§ TASK DATA
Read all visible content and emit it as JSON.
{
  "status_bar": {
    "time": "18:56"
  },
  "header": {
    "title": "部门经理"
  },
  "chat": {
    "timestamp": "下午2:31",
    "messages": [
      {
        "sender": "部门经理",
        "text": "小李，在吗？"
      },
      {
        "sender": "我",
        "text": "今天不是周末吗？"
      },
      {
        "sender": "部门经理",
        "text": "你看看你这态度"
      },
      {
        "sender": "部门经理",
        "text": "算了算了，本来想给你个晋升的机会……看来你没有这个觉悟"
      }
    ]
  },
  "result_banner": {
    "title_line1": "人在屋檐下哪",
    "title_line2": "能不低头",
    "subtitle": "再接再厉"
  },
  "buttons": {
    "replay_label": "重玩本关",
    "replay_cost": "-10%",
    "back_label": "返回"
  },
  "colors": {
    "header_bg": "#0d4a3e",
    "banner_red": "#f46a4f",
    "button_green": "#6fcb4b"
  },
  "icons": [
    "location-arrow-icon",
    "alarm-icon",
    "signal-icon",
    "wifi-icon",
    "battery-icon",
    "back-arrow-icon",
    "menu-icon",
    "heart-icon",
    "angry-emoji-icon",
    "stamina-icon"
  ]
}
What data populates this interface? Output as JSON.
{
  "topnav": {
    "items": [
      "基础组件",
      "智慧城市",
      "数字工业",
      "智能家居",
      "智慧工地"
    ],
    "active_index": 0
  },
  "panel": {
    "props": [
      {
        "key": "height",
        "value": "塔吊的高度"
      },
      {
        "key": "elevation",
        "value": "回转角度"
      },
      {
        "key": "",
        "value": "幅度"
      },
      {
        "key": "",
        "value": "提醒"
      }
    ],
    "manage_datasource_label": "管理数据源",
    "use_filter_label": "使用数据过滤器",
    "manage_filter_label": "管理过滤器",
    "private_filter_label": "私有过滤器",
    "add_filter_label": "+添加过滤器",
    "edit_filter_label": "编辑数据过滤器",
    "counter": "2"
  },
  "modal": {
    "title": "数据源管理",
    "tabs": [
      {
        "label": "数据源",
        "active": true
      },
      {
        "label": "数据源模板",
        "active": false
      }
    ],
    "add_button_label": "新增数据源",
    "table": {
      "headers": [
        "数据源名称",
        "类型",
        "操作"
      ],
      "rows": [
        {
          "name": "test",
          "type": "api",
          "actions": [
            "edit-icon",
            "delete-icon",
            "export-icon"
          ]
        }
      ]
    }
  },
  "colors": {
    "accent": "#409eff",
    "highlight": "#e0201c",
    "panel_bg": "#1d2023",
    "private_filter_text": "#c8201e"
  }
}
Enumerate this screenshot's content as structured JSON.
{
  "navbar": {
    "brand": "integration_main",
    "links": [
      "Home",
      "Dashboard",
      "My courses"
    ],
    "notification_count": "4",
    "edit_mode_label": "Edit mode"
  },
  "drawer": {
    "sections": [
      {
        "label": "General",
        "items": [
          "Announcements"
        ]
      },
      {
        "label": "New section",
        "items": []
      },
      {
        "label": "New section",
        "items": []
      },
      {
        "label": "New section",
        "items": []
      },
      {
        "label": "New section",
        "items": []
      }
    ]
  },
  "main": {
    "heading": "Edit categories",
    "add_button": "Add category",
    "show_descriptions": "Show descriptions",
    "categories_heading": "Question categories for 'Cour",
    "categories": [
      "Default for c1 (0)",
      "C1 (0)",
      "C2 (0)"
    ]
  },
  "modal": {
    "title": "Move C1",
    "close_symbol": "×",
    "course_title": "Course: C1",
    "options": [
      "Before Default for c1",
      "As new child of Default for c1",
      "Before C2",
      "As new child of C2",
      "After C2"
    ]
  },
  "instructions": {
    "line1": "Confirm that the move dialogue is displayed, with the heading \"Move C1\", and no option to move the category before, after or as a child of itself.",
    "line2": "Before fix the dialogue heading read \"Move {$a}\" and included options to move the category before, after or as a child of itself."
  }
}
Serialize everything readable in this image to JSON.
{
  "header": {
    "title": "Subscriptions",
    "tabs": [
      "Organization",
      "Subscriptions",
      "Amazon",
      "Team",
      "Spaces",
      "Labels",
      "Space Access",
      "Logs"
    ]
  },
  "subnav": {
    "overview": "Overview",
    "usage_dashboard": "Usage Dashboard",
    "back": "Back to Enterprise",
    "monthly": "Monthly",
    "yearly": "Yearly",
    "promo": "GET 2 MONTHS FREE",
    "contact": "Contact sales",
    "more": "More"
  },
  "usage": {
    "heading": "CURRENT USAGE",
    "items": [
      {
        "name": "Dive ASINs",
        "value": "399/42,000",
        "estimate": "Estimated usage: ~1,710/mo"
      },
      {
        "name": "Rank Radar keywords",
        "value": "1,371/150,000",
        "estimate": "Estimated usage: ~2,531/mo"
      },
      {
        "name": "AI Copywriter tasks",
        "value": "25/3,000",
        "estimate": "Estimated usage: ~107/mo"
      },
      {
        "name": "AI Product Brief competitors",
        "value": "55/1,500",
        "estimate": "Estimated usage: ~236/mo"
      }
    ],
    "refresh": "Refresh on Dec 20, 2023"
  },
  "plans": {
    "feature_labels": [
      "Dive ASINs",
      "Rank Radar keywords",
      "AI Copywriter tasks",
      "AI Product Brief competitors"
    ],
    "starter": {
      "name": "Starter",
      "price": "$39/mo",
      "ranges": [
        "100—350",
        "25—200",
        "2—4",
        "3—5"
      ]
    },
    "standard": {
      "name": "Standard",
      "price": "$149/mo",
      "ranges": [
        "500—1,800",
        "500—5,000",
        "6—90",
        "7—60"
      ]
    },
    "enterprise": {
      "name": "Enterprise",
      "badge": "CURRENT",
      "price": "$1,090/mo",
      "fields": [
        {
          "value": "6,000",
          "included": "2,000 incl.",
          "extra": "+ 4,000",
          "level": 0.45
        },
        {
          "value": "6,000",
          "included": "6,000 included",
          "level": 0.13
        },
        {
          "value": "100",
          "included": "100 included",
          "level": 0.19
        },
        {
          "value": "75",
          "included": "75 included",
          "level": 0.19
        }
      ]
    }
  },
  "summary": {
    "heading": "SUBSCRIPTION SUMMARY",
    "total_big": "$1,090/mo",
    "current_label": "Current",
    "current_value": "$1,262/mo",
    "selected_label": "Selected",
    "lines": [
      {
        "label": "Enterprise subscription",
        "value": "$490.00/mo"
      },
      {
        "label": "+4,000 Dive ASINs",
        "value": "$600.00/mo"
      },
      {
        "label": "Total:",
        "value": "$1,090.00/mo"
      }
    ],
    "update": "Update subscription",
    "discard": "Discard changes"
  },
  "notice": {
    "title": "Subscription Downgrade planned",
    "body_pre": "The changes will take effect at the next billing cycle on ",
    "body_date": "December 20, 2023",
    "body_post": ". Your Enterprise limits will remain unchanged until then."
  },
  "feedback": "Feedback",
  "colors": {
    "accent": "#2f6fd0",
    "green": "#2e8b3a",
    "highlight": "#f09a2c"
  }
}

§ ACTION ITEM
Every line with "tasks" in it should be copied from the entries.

§ RESPONSE
        "name": "AI Copywriter tasks",
      "AI Copywriter tasks",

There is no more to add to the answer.